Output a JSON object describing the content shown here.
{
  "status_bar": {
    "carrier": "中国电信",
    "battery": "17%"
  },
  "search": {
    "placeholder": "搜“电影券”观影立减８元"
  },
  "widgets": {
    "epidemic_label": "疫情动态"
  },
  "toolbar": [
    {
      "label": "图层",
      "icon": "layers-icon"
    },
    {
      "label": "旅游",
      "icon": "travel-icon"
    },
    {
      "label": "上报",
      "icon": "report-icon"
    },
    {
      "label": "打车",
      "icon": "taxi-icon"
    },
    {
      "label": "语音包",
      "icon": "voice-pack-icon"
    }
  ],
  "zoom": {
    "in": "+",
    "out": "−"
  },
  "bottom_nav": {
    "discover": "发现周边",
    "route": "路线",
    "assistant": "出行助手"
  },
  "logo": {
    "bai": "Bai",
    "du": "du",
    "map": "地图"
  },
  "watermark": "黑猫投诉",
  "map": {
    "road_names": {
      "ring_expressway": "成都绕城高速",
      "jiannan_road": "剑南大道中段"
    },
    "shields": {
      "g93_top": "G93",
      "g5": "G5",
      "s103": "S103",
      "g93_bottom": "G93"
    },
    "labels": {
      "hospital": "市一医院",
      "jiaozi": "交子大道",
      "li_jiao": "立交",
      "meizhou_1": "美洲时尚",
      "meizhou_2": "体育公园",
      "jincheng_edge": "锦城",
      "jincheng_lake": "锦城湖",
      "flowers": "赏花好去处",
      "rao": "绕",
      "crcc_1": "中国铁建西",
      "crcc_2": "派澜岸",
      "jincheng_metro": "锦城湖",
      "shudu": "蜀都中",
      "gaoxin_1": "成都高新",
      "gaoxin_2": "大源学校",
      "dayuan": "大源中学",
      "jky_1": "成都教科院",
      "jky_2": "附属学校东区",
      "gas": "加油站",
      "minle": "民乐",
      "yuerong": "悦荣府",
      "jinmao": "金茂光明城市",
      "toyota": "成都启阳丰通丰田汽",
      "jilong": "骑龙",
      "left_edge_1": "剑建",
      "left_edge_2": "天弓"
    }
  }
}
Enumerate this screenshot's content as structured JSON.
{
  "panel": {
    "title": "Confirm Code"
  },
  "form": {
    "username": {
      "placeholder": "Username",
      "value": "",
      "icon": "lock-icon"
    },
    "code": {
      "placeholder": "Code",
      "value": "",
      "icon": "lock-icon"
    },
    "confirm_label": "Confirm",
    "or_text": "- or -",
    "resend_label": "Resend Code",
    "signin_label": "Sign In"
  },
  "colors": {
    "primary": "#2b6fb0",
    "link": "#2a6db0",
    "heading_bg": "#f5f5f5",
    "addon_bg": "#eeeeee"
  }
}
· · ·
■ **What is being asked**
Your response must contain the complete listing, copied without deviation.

■ **Your response**
Output a JSON object describing the content shown here.
{
  "status_bar": {
    "carrier": "中国电信",
    "battery": "17%"
  },
  "search": {
    "placeholder": "搜“电影券”观影立减８元"
  },
  "widgets": {
    "epidemic_label": "疫情动态"
  },
  "toolbar": [
    {
      "label": "图层",
      "icon": "layers-icon"
    },
    {
      "label": "旅游",
      "icon": "travel-icon"
    },
    {
      "label": "上报",
      "icon": "report-icon"
    },
    {
      "label": "打车",
      "icon": "taxi-icon"
    },
    {
      "label": "语音包",
      "icon": "voice-pack-icon"
    }
  ],
  "zoom": {
    "in": "+",
    "out": "−"
  },
  "bottom_nav": {
    "discover": "发现周边",
    "route": "路线",
    "assistant": "出行助手"
  },
  "logo": {
    "bai": "Bai",
    "du": "du",
    "map": "地图"
  },
  "watermark": "黑猫投诉",
  "map": {
    "road_names": {
      "ring_expressway": "成都绕城高速",
      "jiannan_road": "剑南大道中段"
    },
    "shields": {
      "g93_top": "G93",
      "g5": "G5",
      "s103": "S103",
      "g93_bottom": "G93"
    },
    "labels": {
      "hospital": "市一医院",
      "jiaozi": "交子大道",
      "li_jiao": "立交",
      "meizhou_1": "美洲时尚",
      "meizhou_2": "体育公园",
      "jincheng_edge": "锦城",
      "jincheng_lake": "锦城湖",
      "flowers": "赏花好去处",
      "rao": "绕",
      "crcc_1": "中国铁建西",
      "crcc_2": "派澜岸",
      "jincheng_metro": "锦城湖",
      "shudu": "蜀都中",
      "gaoxin_1": "成都高新",
      "gaoxin_2": "大源学校",
      "dayuan": "大源中学",
      "jky_1": "成都教科院",
      "jky_2": "附属学校东区",
      "gas": "加油站",
      "minle": "民乐",
      "yuerong": "悦荣府",
      "jinmao": "金茂光明城市",
      "toyota": "成都启阳丰通丰田汽",
      "jilong": "骑龙",
      "left_edge_1": "剑建",
      "left_edge_2": "天弓"
    }
  }
}
Enumerate this screenshot's content as structured JSON.
{
  "panel": {
    "title": "Confirm Code"
  },
  "form": {
    "username": {
      "placeholder": "Username",
      "value": "",
      "icon": "lock-icon"
    },
    "code": {
      "placeholder": "Code",
      "value": "",
      "icon": "lock-icon"
    },
    "confirm_label": "Confirm",
    "or_text": "- or -",
    "resend_label": "Resend Code",
    "signin_label": "Sign In"
  },
  "colors": {
    "primary": "#2b6fb0",
    "link": "#2a6db0",
    "heading_bg": "#f5f5f5",
    "addon_bg": "#eeeeee"
  }
}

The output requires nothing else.